#### WORK TO BE COMPLETED:
Return all the entries below exactly as they were given.

#### RECORD EXTRACTS:

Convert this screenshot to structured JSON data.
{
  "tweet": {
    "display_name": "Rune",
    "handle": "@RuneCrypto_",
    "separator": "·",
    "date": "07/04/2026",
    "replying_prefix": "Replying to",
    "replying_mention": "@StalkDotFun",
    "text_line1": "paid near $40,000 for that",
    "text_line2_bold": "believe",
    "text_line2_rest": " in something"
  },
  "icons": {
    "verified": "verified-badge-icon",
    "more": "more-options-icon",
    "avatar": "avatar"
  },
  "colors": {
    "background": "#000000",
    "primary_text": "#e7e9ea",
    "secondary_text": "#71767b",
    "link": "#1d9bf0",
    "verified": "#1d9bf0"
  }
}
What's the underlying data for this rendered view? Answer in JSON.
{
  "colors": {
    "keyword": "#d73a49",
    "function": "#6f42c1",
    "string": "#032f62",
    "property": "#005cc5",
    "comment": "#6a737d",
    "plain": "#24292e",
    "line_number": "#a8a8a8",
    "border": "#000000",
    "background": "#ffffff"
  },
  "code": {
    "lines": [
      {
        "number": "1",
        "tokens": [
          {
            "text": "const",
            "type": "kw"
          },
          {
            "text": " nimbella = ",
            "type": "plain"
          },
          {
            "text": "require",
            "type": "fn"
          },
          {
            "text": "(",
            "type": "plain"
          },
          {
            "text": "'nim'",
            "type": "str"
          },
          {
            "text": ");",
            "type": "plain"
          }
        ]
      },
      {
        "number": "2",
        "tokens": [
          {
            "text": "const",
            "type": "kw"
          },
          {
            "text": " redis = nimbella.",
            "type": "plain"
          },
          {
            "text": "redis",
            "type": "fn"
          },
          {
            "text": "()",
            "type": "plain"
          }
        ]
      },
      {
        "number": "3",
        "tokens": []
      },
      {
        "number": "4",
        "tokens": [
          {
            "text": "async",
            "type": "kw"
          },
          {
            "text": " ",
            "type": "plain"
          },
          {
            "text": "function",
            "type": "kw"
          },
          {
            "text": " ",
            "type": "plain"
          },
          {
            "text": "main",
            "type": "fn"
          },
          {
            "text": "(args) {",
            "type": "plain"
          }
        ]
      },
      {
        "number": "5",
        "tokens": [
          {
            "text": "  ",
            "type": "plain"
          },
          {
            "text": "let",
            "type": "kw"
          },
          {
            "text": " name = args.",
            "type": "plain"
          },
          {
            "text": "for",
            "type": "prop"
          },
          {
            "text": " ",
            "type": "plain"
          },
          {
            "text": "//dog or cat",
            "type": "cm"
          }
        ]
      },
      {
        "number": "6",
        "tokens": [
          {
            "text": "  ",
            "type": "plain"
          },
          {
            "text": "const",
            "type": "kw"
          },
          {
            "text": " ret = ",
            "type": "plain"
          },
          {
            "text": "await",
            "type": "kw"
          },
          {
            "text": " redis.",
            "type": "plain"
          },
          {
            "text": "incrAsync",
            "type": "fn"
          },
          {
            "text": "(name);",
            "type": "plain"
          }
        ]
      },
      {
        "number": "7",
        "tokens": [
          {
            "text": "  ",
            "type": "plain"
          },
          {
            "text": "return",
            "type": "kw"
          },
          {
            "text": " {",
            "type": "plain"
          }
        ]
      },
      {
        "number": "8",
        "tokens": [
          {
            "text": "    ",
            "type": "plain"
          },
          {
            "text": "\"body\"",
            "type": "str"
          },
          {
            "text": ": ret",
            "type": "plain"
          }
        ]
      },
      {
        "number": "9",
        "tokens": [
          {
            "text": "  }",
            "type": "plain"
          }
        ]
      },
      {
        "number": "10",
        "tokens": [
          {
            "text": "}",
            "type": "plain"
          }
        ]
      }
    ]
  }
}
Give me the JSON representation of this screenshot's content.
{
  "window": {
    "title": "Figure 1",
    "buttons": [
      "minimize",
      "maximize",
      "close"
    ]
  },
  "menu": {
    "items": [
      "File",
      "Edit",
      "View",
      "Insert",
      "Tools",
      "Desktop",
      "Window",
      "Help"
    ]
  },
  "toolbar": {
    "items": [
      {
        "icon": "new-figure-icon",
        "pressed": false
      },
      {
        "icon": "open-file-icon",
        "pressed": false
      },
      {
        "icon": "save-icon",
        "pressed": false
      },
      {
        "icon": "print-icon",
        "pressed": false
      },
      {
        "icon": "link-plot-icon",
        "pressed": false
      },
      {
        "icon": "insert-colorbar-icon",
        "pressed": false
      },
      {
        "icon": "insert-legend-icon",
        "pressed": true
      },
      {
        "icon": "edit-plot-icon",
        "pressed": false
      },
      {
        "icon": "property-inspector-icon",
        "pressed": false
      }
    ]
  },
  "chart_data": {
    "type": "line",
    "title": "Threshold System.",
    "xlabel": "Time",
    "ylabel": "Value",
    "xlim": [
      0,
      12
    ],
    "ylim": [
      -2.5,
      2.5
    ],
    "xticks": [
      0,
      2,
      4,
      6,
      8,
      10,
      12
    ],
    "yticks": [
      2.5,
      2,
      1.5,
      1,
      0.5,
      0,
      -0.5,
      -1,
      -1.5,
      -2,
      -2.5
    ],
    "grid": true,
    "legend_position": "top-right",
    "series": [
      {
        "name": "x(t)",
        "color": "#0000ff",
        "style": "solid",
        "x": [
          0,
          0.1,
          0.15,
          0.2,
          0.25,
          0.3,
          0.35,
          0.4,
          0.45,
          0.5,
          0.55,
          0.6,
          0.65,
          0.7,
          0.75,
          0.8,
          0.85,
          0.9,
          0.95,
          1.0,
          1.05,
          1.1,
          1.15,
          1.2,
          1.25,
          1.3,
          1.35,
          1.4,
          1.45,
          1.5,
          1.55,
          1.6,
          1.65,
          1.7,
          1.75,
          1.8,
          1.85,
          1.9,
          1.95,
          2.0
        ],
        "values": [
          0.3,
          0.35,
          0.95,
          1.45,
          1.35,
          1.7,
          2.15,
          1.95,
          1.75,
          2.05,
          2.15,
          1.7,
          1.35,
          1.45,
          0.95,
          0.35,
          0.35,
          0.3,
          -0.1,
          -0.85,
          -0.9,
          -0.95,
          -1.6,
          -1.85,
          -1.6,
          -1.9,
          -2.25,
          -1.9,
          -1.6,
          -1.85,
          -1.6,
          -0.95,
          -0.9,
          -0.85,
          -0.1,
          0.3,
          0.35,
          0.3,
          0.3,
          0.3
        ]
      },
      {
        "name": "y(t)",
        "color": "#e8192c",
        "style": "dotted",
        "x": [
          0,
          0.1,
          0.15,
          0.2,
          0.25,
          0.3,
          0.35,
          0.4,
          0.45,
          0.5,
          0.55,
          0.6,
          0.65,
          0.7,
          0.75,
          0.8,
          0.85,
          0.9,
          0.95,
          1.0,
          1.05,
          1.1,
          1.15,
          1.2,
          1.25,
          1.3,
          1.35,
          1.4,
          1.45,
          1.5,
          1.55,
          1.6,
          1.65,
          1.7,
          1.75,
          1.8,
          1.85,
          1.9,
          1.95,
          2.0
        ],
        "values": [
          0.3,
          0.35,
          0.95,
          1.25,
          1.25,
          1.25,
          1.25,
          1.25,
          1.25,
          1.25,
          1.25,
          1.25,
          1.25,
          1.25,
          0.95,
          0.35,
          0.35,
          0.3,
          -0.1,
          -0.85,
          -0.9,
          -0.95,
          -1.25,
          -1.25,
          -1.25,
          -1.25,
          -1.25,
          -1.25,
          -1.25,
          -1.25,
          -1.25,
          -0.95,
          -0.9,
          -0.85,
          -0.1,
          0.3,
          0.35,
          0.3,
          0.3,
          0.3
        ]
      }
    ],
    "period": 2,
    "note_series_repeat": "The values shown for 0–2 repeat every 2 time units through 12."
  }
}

#### EXERCISE RESULT:
Convert this screenshot to structured JSON data.
{
  "tweet": {
    "display_name": "Rune",
    "handle": "@RuneCrypto_",
    "separator": "·",
    "date": "07/04/2026",
    "replying_prefix": "Replying to",
    "replying_mention": "@StalkDotFun",
    "text_line1": "paid near $40,000 for that",
    "text_line2_bold": "believe",
    "text_line2_rest": " in something"
  },
  "icons": {
    "verified": "verified-badge-icon",
    "more": "more-options-icon",
    "avatar": "avatar"
  },
  "colors": {
    "background": "#000000",
    "primary_text": "#e7e9ea",
    "secondary_text": "#71767b",
    "link": "#1d9bf0",
    "verified": "#1d9bf0"
  }
}
What's the underlying data for this rendered view? Answer in JSON.
{
  "colors": {
    "keyword": "#d73a49",
    "function": "#6f42c1",
    "string": "#032f62",
    "property": "#005cc5",
    "comment": "#6a737d",
    "plain": "#24292e",
    "line_number": "#a8a8a8",
    "border": "#000000",
    "background": "#ffffff"
  },
  "code": {
    "lines": [
      {
        "number": "1",
        "tokens": [
          {
            "text": "const",
            "type": "kw"
          },
          {
            "text": " nimbella = ",
            "type": "plain"
          },
          {
            "text": "require",
            "type": "fn"
          },
          {
            "text": "(",
            "type": "plain"
          },
          {
            "text": "'nim'",
            "type": "str"
          },
          {
            "text": ");",
            "type": "plain"
          }
        ]
      },
      {
        "number": "2",
        "tokens": [
          {
            "text": "const",
            "type": "kw"
          },
          {
            "text": " redis = nimbella.",
            "type": "plain"
          },
          {
            "text": "redis",
            "type": "fn"
          },
          {
            "text": "()",
            "type": "plain"
          }
        ]
      },
      {
        "number": "3",
        "tokens": []
      },
      {
        "number": "4",
        "tokens": [
          {
            "text": "async",
            "type": "kw"
          },
          {
            "text": " ",
            "type": "plain"
          },
          {
            "text": "function",
            "type": "kw"
          },
          {
            "text": " ",
            "type": "plain"
          },
          {
            "text": "main",
            "type": "fn"
          },
          {
            "text": "(args) {",
            "type": "plain"
          }
        ]
      },
      {
        "number": "5",
        "tokens": [
          {
            "text": "  ",
            "type": "plain"
          },
          {
            "text": "let",
            "type": "kw"
          },
          {
            "text": " name = args.",
            "type": "plain"
          },
          {
            "text": "for",
            "type": "prop"
          },
          {
            "text": " ",
            "type": "plain"
          },
          {
            "text": "//dog or cat",
            "type": "cm"
          }
        ]
      },
      {
        "number": "6",
        "tokens": [
          {
            "text": "  ",
            "type": "plain"
          },
          {
            "text": "const",
            "type": "kw"
          },
          {
            "text": " ret = ",
            "type": "plain"
          },
          {
            "text": "await",
            "type": "kw"
          },
          {
            "text": " redis.",
            "type": "plain"
          },
          {
            "text": "incrAsync",
            "type": "fn"
          },
          {
            "text": "(name);",
            "type": "plain"
          }
        ]
      },
      {
        "number": "7",
        "tokens": [
          {
            "text": "  ",
            "type": "plain"
          },
          {
            "text": "return",
            "type": "kw"
          },
          {
            "text": " {",
            "type": "plain"
          }
        ]
      },
      {
        "number": "8",
        "tokens": [
          {
            "text": "    ",
            "type": "plain"
          },
          {
            "text": "\"body\"",
            "type": "str"
          },
          {
            "text": ": ret",
            "type": "plain"
          }
        ]
      },
      {
        "number": "9",
        "tokens": [
          {
            "text": "  }",
            "type": "plain"
          }
        ]
      },
      {
        "number": "10",
        "tokens": [
          {
            "text": "}",
            "type": "plain"
          }
        ]
      }
    ]
  }
}
Give me the JSON representation of this screenshot's content.
{
  "window": {
    "title": "Figure 1",
    "buttons": [
      "minimize",
      "maximize",
      "close"
    ]
  },
  "menu": {
    "items": [
      "File",
      "Edit",
      "View",
      "Insert",
      "Tools",
      "Desktop",
      "Window",
      "Help"
    ]
  },
  "toolbar": {
    "items": [
      {
        "icon": "new-figure-icon",
        "pressed": false
      },
      {
        "icon": "open-file-icon",
        "pressed": false
      },
      {
        "icon": "save-icon",
        "pressed": false
      },
      {
        "icon": "print-icon",
        "pressed": false
      },
      {
        "icon": "link-plot-icon",
        "pressed": false
      },
      {
        "icon": "insert-colorbar-icon",
        "pressed": false
      },
      {
        "icon": "insert-legend-icon",
        "pressed": true
      },
      {
        "icon": "edit-plot-icon",
        "pressed": false
      },
      {
        "icon": "property-inspector-icon",
        "pressed": false
      }
    ]
  },
  "chart_data": {
    "type": "line",
    "title": "Threshold System.",
    "xlabel": "Time",
    "ylabel": "Value",
    "xlim": [
      0,
      12
    ],
    "ylim": [
      -2.5,
      2.5
    ],
    "xticks": [
      0,
      2,
      4,
      6,
      8,
      10,
      12
    ],
    "yticks": [
      2.5,
      2,
      1.5,
      1,
      0.5,
      0,
      -0.5,
      -1,
      -1.5,
      -2,
      -2.5
    ],
    "grid": true,
    "legend_position": "top-right",
    "series": [
      {
        "name": "x(t)",
        "color": "#0000ff",
        "style": "solid",
        "x": [
          0,
          0.1,
          0.15,
          0.2,
          0.25,
          0.3,
          0.35,
          0.4,
          0.45,
          0.5,
          0.55,
          0.6,
          0.65,
          0.7,
          0.75,
          0.8,
          0.85,
          0.9,
          0.95,
          1.0,
          1.05,
          1.1,
          1.15,
          1.2,
          1.25,
          1.3,
          1.35,
          1.4,
          1.45,
          1.5,
          1.55,
          1.6,
          1.65,
          1.7,
          1.75,
          1.8,
          1.85,
          1.9,
          1.95,
          2.0
        ],
        "values": [
          0.3,
          0.35,
          0.95,
          1.45,
          1.35,
          1.7,
          2.15,
          1.95,
          1.75,
          2.05,
          2.15,
          1.7,
          1.35,
          1.45,
          0.95,
          0.35,
          0.35,
          0.3,
          -0.1,
          -0.85,
          -0.9,
          -0.95,
          -1.6,
          -1.85,
          -1.6,
          -1.9,
          -2.25,
          -1.9,
          -1.6,
          -1.85,
          -1.6,
          -0.95,
          -0.9,
          -0.85,
          -0.1,
          0.3,
          0.35,
          0.3,
          0.3,
          0.3
        ]
      },
      {
        "name": "y(t)",
        "color": "#e8192c",
        "style": "dotted",
        "x": [
          0,
          0.1,
          0.15,
          0.2,
          0.25,
          0.3,
          0.35,
          0.4,
          0.45,
          0.5,
          0.55,
          0.6,
          0.65,
          0.7,
          0.75,
          0.8,
          0.85,
          0.9,
          0.95,
          1.0,
          1.05,
          1.1,
          1.15,
          1.2,
          1.25,
          1.3,
          1.35,
          1.4,
          1.45,
          1.5,
          1.55,
          1.6,
          1.65,
          1.7,
          1.75,
          1.8,
          1.85,
          1.9,
          1.95,
          2.0
        ],
        "values": [
          0.3,
          0.35,
          0.95,
          1.25,
          1.25,
          1.25,
          1.25,
          1.25,
          1.25,
          1.25,
          1.25,
          1.25,
          1.25,
          1.25,
          0.95,
          0.35,
          0.35,
          0.3,
          -0.1,
          -0.85,
          -0.9,
          -0.95,
          -1.25,
          -1.25,
          -1.25,
          -1.25,
          -1.25,
          -1.25,
          -1.25,
          -1.25,
          -1.25,
          -0.95,
          -0.9,
          -0.85,
          -0.1,
          0.3,
          0.35,
          0.3,
          0.3,
          0.3
        ]
      }
    ],
    "period": 2,
    "note_series_repeat": "The values shown for 0–2 repeat every 2 time units through 12."
  }
}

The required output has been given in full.